  • Vietnam Vet Aug 21, 2007

    Unfortunately in most cases the grass of choice was chosen by the builder of the subdivision and for the most part they planted tall fescue which as we all know isn't drought resistant. With all the water issues we've had over the years why on earth do they still plant that stuff and not one of the drought resistant grasses???

  • auklet8718 Aug 21, 2007

    You can have a nice looking yard even without the need for a lot of irrigation if you choose the right grass and plants. If you choose to ignore native and more hearty species then you deserve to have your lawn fail. Drinking water should NEVER be used to water grass. PERIOD.

  • Run_Forrest_Run Aug 21, 2007

    @Beenthereonce - Great Idea (Water in bowl to wash hands - use for watering flowers, etc.)

    Here are some tips:
    Showers, turn water on and rinse. Turn water off. Wash your hair & body with water off. Turn water back on to rinse. Also - drop water pressure down to half. Reduces amount of water during showering. Baths - don't fill tub.

    Same with teeth brushing. Wet toothbrush, turn off water. Brush teeth, turn water on to rinse.

    Also - Make sure dishwashers and clothes washing machines are full capacity before washing. When hand washing dishes, run container of clear water in container and dip dishes in to rinse instead of running water.

    I'm trying to think what life was like for my GGrandparents. They had to 'tote' water in, or had a manual pump spigot to their well in kitchen / on porch. If you use water as if you had to tote it in the house....you'd be amazed at how much water you use, and how you can save water. :) Praying for rain!!

  • Run_Forrest_Run Aug 21, 2007

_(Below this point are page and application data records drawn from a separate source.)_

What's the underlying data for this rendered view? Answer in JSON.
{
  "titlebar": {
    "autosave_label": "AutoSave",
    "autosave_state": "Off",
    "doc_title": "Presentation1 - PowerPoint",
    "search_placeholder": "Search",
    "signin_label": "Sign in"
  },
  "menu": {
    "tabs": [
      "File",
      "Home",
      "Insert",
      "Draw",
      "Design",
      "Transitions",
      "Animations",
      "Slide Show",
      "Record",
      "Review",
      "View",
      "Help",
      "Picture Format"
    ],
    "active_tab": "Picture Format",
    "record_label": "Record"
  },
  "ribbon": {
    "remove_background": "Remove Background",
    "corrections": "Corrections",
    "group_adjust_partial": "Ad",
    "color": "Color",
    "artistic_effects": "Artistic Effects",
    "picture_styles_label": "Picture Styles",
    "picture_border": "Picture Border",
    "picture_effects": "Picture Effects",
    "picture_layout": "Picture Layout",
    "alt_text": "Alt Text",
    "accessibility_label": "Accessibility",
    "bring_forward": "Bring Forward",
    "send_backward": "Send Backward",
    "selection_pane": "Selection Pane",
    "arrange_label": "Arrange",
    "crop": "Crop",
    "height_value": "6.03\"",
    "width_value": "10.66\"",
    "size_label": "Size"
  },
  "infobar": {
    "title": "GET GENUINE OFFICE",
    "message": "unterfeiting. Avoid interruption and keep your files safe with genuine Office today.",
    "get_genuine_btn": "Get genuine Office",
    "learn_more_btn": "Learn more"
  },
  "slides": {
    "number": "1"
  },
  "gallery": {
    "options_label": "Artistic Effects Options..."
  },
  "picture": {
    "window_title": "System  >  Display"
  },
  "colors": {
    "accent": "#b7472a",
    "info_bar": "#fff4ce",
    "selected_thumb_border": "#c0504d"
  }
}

    Glad I'm still poor enough to just mow the lawn and put a few drought resistant bushes / plants in the flower beds. I don't landscape.

    For those who cry about not being able to keep their perfectly manacured lawns - find some recipes so you can cook and eat that grass. Water is much more important for survival (drinking, cooking,watering veggies, feeding livestock) and cleanliness.

    People's priorities are so screwed up these days.

  • sparrow Aug 21, 2007

    Water supplies are the next major item people will start warring over.
    Interesting how we don't seem to plan growth and consider carrying capacity of our roads, our schools, or our water. It's as though a bunch of different people meet in different rooms and never talk about what they decide with each other.

  • Been there once Aug 21, 2007

    I am on a well. When the waters gone...it's gone. No water to drink,no flushing toilets, showers, clean cloths. There are numerous ways to save water and still water plants. Hand watering uses less water. Put a pan in you sink and when you wash your hands or dish collect the water in the pan...flowers don't care if you washed in it first, infact soapy water keeps some bugs off the plants. If you had your own private well, you probably began conserving months ago.

  • TheBullCity Aug 21, 2007

    I've lived in NC my whole life and have never watered anything except indoor/sheltered potted plants. The grass in my apartment complex that isn't watered looks fine. Get a life people. The rates need to be changed so that rates for excessive usage go up exponentially.

  • kruck88 Aug 21, 2007

    I agree, that whole area should have building permits suspended till they get a handle on this situation!

  • raptor101 Aug 21, 2007

    laktyl1075 - that is probably the dumbest comment I ever read... its called managing a resource... resources are not infinite.. when it does not rain, it is the gov't job to protect resources